----- Source data

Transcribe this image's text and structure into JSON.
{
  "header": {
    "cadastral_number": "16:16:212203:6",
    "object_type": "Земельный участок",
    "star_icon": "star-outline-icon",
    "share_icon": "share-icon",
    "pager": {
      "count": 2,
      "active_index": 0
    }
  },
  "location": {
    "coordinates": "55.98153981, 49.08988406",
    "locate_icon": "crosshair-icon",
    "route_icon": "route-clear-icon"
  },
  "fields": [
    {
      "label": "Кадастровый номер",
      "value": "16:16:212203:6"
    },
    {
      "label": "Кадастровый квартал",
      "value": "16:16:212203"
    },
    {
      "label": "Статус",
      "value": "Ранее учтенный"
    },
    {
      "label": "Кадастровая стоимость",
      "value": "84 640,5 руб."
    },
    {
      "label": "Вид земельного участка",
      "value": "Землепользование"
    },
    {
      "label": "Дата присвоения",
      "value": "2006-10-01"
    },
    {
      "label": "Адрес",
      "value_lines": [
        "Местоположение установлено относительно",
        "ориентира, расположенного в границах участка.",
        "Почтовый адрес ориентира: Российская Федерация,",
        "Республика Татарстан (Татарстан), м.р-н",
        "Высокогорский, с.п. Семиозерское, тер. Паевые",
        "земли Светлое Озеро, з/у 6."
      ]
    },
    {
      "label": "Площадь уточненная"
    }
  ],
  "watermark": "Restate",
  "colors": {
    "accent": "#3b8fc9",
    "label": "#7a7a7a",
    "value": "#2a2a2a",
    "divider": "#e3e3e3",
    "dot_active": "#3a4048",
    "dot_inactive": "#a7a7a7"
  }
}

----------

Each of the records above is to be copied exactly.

▶ [Task response]
Transcribe this image's text and structure into JSON.
{
  "header": {
    "cadastral_number": "16:16:212203:6",
    "object_type": "Земельный участок",
    "star_icon": "star-outline-icon",
    "share_icon": "share-icon",
    "pager": {
      "count": 2,
      "active_index": 0
    }
  },
  "location": {
    "coordinates": "55.98153981, 49.08988406",
    "locate_icon": "crosshair-icon",
    "route_icon": "route-clear-icon"
  },
  "fields": [
    {
      "label": "Кадастровый номер",
      "value": "16:16:212203:6"
    },
    {
      "label": "Кадастровый квартал",
      "value": "16:16:212203"
    },
    {
      "label": "Статус",
      "value": "Ранее учтенный"
    },
    {
      "label": "Кадастровая стоимость",
      "value": "84 640,5 руб."
    },
    {
      "label": "Вид земельного участка",
      "value": "Землепользование"
    },
    {
      "label": "Дата присвоения",
      "value": "2006-10-01"
    },
    {
      "label": "Адрес",
      "value_lines": [
        "Местоположение установлено относительно",
        "ориентира, расположенного в границах участка.",
        "Почтовый адрес ориентира: Российская Федерация,",
        "Республика Татарстан (Татарстан), м.р-н",
        "Высокогорский, с.п. Семиозерское, тер. Паевые",
        "земли Светлое Озеро, з/у 6."
      ]
    },
    {
      "label": "Площадь уточненная"
    }
  ],
  "watermark": "Restate",
  "colors": {
    "accent": "#3b8fc9",
    "label": "#7a7a7a",
    "value": "#2a2a2a",
    "divider": "#e3e3e3",
    "dot_active": "#3a4048",
    "dot_inactive": "#a7a7a7"
  }
}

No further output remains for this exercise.